#### YOUR OBJECTIVE
Pull every line of the entries that has the word "selected".

#### GIVEN DATA
= = = = = = =
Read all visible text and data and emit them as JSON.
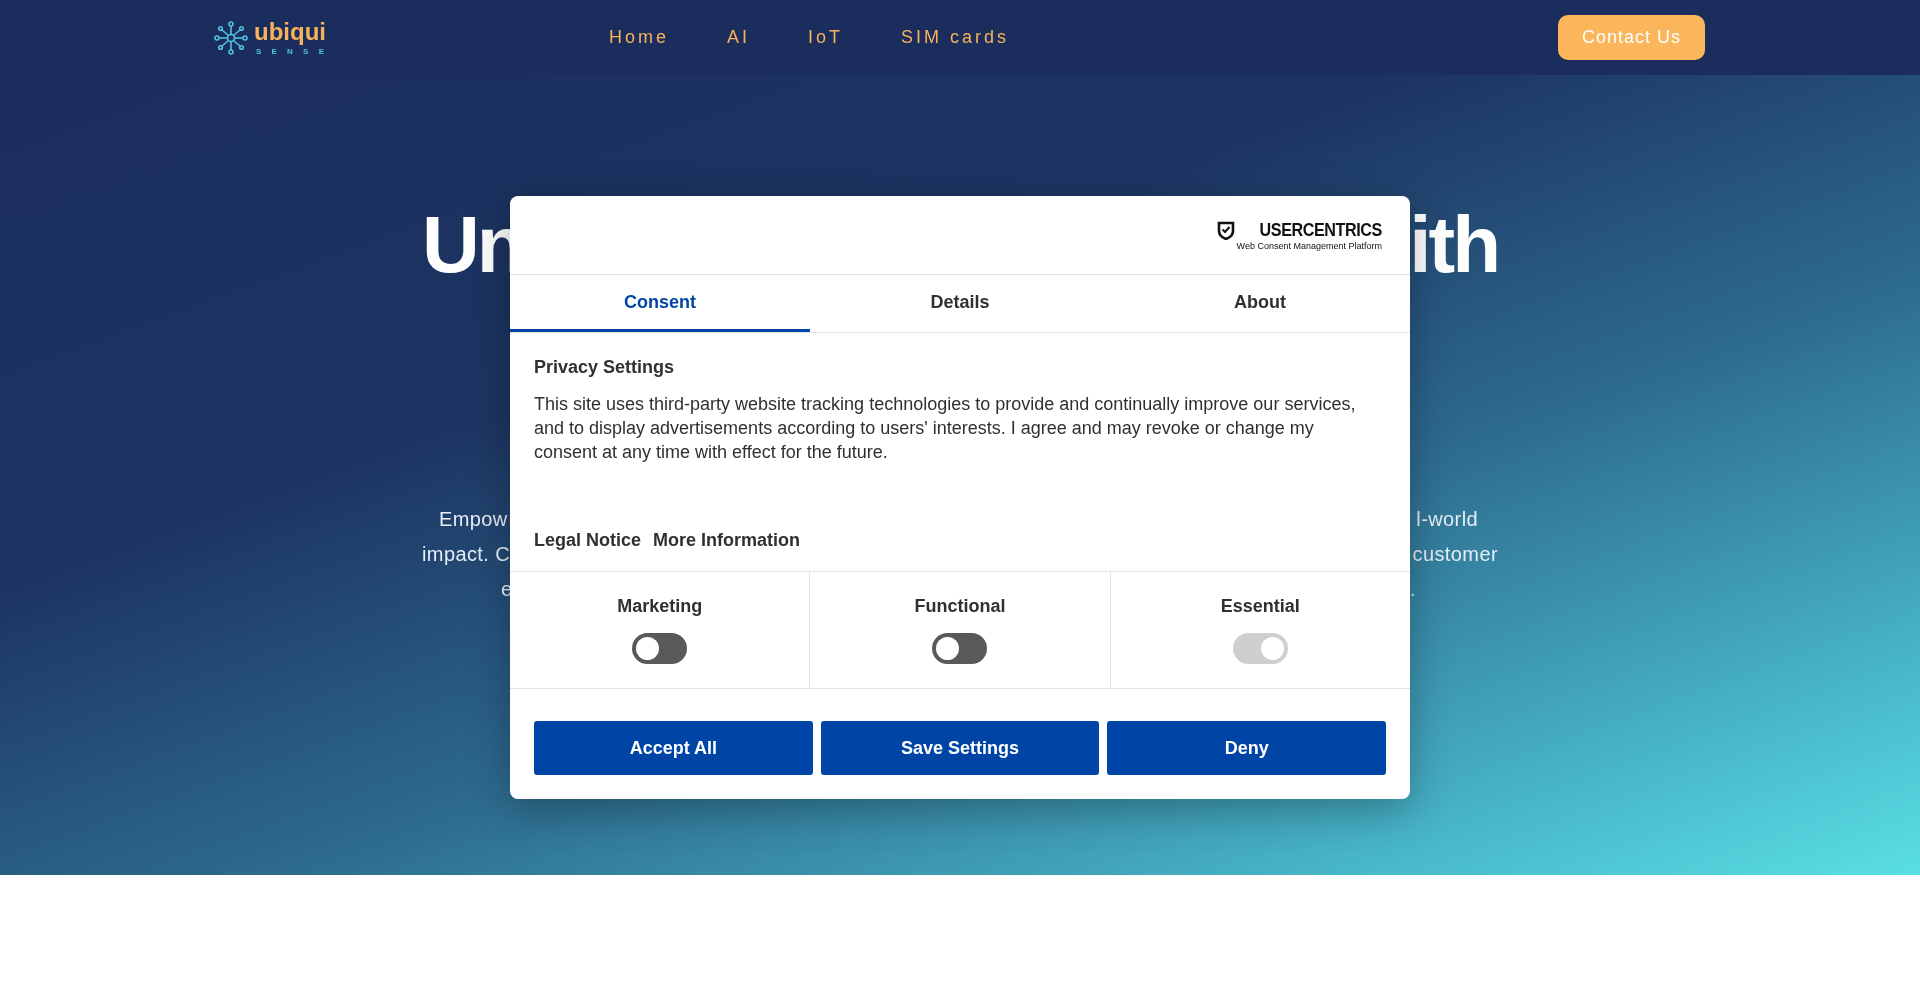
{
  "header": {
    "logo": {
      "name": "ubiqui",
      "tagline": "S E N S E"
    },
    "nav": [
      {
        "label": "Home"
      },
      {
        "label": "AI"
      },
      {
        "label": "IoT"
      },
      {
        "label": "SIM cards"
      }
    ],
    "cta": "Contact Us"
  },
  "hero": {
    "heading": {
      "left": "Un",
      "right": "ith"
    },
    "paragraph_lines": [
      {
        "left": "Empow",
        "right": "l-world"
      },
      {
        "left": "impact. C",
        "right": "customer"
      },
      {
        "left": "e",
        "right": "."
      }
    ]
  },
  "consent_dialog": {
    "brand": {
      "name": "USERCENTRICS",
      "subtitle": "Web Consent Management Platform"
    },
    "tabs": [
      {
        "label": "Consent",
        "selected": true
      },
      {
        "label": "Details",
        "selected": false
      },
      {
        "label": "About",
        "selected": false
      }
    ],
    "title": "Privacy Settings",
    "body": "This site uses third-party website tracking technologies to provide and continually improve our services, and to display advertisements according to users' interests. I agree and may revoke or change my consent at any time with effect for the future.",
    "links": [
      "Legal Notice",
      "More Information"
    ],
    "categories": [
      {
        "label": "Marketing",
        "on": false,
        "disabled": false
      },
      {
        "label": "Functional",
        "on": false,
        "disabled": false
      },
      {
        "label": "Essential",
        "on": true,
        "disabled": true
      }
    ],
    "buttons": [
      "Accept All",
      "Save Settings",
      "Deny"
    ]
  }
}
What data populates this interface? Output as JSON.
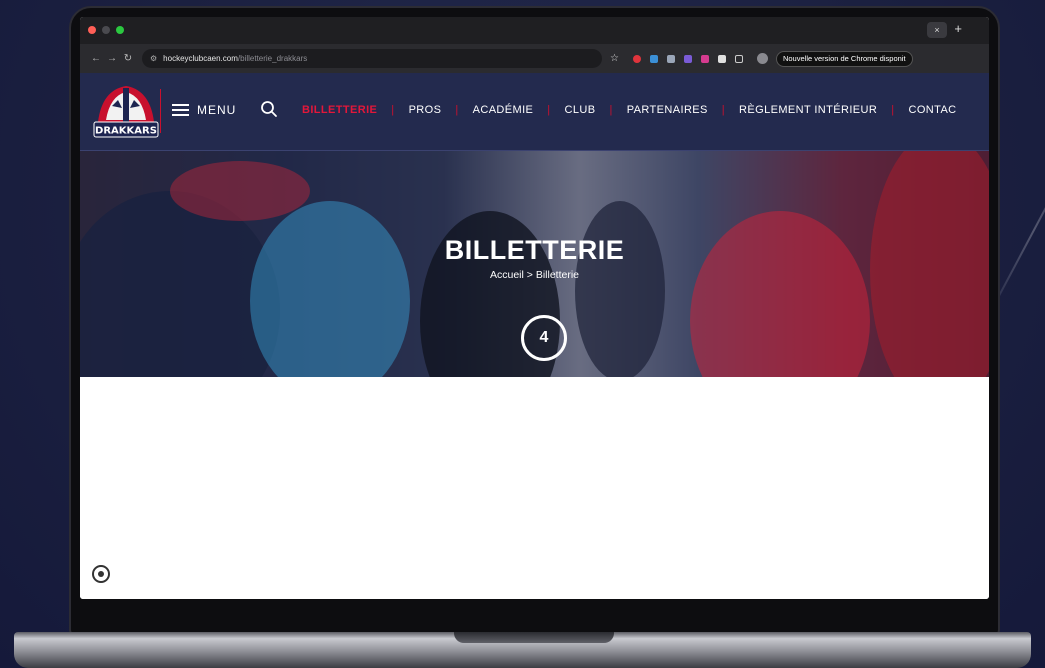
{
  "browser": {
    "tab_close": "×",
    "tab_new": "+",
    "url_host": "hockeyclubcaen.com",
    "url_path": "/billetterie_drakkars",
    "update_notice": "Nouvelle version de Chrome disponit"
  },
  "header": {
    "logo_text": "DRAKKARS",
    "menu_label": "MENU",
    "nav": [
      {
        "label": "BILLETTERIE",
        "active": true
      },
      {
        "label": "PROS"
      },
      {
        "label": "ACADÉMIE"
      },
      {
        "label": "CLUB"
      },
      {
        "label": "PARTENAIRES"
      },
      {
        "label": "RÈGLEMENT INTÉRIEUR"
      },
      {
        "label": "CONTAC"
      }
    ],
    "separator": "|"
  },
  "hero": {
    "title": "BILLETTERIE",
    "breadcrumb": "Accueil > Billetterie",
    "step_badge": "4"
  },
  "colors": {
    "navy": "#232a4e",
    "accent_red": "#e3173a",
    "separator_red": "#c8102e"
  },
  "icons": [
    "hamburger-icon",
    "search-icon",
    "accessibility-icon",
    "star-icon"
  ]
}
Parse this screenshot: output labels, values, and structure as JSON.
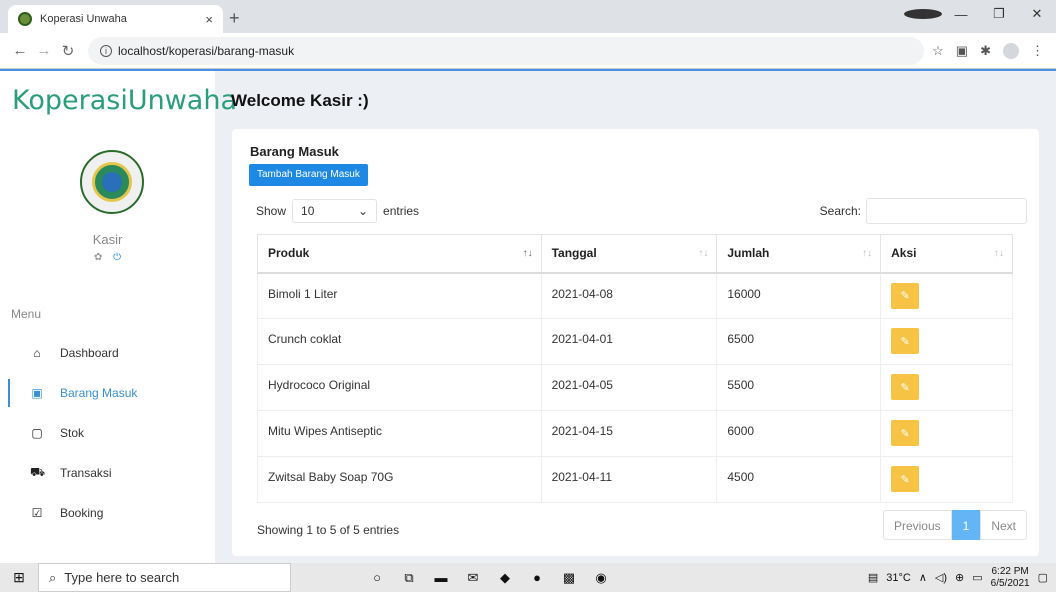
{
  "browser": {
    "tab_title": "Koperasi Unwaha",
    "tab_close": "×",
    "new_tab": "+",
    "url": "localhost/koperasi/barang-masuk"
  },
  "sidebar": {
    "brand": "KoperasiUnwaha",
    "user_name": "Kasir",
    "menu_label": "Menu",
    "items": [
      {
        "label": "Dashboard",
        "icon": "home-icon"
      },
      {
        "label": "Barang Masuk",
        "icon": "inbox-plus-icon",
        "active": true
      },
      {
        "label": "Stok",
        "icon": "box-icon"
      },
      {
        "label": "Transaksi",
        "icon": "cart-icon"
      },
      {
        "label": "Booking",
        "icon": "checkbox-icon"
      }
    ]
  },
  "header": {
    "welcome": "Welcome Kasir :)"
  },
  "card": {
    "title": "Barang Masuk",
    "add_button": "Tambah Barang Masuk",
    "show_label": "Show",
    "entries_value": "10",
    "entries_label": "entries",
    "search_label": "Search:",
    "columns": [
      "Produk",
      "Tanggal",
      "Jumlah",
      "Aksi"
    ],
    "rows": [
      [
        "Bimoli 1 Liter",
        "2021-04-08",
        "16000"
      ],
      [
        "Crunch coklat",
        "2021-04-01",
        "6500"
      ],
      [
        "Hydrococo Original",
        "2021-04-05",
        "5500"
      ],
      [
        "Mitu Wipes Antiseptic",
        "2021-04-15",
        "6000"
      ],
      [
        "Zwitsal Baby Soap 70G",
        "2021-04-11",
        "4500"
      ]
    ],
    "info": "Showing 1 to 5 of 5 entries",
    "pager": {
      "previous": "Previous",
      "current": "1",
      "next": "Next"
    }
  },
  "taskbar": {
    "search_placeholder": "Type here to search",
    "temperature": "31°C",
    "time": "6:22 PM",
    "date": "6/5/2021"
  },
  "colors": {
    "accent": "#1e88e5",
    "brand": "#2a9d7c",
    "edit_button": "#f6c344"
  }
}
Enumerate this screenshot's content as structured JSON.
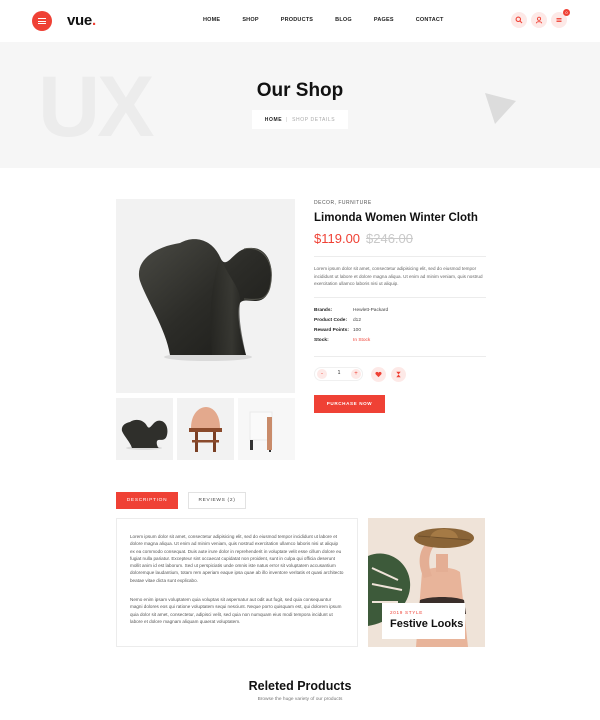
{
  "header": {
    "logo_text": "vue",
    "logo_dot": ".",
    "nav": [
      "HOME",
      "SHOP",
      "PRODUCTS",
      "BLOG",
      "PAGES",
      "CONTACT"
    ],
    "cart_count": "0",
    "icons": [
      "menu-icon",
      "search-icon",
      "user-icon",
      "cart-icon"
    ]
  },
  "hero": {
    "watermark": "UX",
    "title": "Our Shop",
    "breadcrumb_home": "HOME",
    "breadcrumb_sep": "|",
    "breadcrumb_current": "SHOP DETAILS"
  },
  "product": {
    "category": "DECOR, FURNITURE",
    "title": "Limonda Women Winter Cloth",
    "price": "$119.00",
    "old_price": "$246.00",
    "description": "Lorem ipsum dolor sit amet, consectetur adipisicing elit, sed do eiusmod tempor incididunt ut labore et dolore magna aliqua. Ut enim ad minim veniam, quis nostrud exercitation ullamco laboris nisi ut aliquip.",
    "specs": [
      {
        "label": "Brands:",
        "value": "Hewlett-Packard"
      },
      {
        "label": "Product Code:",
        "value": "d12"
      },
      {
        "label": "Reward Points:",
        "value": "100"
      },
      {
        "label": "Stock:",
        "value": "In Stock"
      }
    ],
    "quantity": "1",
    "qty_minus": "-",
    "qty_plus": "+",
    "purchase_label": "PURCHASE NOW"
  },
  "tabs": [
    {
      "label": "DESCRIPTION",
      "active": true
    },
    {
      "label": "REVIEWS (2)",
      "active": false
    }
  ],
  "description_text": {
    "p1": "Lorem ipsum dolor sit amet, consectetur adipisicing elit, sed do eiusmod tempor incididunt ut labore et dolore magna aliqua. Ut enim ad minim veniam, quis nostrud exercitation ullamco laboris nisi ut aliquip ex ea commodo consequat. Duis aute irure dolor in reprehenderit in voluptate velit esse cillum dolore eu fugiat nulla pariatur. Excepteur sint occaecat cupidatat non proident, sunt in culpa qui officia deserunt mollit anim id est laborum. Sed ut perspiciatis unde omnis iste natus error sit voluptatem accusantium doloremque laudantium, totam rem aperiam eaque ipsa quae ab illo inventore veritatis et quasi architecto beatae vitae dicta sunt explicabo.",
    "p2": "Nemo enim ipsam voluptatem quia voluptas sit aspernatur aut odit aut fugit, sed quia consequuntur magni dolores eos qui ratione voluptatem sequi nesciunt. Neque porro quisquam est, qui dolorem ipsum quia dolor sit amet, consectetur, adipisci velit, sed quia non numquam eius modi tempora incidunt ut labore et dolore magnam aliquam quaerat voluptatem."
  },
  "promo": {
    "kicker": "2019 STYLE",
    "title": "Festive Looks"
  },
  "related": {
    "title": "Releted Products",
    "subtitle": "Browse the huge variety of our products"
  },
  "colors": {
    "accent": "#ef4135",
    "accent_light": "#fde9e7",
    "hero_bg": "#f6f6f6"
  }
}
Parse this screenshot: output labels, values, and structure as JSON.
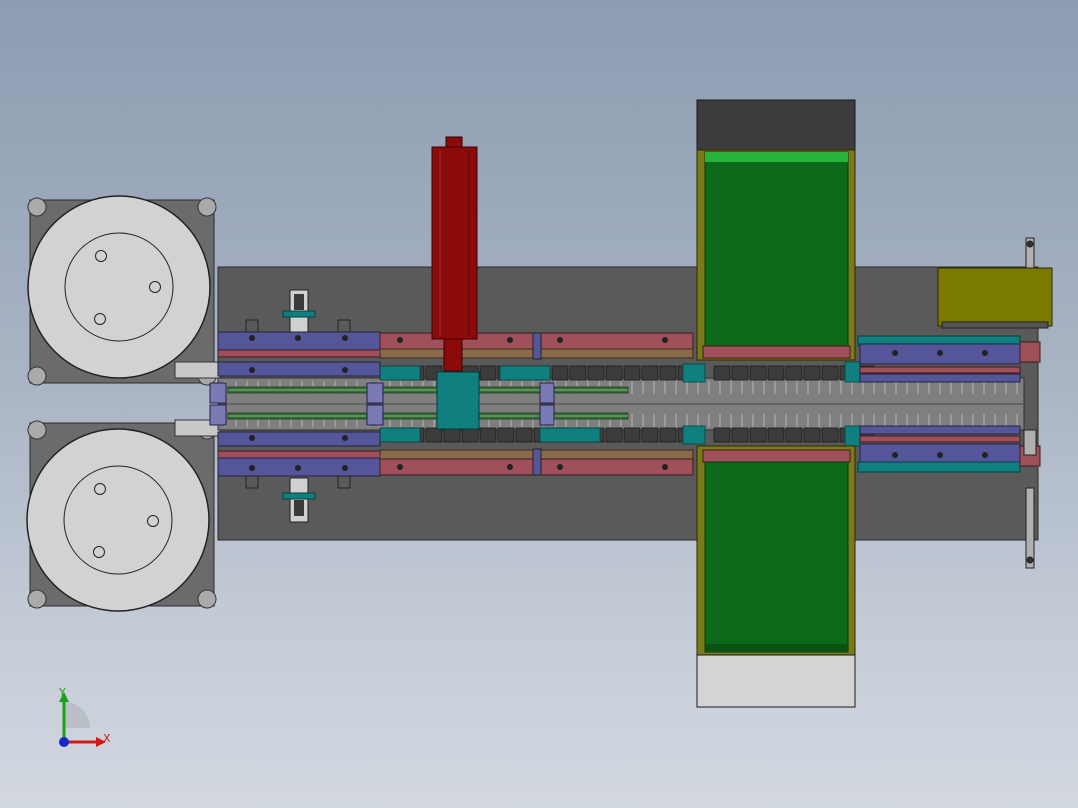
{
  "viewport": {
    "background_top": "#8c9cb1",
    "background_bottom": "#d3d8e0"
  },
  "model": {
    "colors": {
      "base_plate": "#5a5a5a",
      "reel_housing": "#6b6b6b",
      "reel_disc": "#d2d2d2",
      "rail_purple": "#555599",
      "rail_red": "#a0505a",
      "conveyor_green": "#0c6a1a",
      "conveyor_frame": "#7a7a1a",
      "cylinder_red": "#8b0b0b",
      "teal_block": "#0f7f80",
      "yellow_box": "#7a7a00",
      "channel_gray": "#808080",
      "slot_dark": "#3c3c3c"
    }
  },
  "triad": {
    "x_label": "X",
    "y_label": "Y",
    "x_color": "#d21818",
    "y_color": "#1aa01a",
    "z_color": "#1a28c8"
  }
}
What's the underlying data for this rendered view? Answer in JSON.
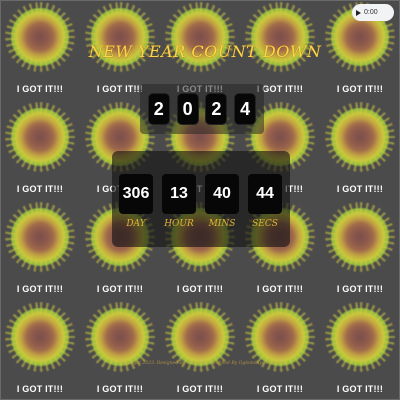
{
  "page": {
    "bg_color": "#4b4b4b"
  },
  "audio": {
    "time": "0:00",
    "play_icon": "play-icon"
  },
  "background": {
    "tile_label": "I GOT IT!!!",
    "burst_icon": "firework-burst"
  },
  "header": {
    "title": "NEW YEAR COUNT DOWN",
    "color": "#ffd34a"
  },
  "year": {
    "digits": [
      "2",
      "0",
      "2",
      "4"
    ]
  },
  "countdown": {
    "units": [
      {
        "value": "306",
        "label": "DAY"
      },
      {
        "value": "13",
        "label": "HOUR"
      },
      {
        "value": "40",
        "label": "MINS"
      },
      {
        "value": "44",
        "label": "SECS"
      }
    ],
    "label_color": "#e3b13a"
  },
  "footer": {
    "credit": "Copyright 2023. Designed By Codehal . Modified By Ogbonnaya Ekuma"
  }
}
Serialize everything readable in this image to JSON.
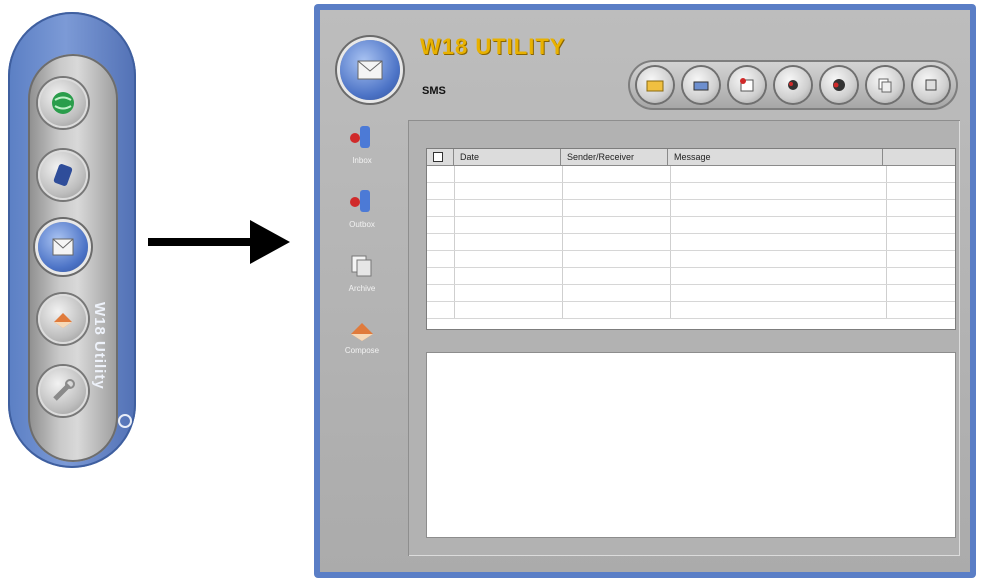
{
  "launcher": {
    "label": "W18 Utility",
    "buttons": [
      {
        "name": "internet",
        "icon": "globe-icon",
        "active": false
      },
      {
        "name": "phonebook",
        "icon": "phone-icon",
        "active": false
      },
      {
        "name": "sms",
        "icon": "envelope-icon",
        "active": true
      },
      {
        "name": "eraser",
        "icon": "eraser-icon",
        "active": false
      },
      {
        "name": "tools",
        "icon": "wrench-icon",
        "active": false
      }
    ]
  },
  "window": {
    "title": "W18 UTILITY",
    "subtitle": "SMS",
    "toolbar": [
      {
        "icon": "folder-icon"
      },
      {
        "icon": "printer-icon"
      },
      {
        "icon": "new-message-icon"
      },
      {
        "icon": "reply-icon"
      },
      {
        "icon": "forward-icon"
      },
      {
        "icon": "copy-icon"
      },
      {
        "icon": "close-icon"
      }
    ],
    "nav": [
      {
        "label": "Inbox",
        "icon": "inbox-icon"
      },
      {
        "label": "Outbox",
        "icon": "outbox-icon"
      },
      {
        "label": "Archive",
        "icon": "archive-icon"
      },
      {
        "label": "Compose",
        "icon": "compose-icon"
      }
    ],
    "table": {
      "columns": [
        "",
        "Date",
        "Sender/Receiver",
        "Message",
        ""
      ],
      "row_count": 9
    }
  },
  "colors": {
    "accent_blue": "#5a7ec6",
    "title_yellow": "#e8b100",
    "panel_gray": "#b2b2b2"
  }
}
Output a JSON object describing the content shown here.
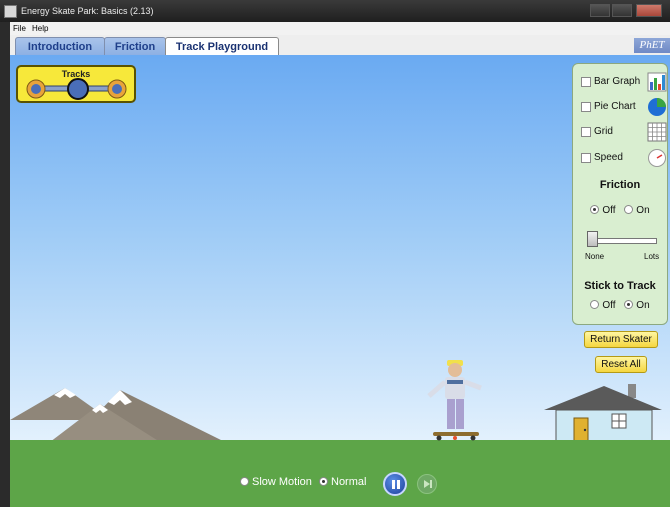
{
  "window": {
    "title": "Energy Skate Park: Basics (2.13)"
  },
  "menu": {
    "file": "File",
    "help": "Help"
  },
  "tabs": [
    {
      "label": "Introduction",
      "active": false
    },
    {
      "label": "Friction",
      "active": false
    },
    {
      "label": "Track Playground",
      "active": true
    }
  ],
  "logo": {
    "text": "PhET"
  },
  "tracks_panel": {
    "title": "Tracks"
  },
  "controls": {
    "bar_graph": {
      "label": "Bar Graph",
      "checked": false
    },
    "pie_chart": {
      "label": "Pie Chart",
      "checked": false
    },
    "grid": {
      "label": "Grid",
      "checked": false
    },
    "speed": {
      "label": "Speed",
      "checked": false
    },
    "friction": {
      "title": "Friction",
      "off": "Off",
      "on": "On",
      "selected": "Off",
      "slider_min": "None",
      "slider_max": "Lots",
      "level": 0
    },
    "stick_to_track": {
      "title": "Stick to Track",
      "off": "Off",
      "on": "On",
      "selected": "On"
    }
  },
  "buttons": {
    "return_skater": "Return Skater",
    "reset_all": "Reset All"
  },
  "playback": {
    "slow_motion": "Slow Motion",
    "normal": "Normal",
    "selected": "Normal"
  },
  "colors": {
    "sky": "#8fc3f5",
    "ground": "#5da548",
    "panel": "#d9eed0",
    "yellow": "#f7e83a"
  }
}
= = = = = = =
#### ANSWER BOX
        "selected": true
        "selected": false
        "selected": false
      "selected": "Off",
      "selected": "On"
    "selected": "Normal"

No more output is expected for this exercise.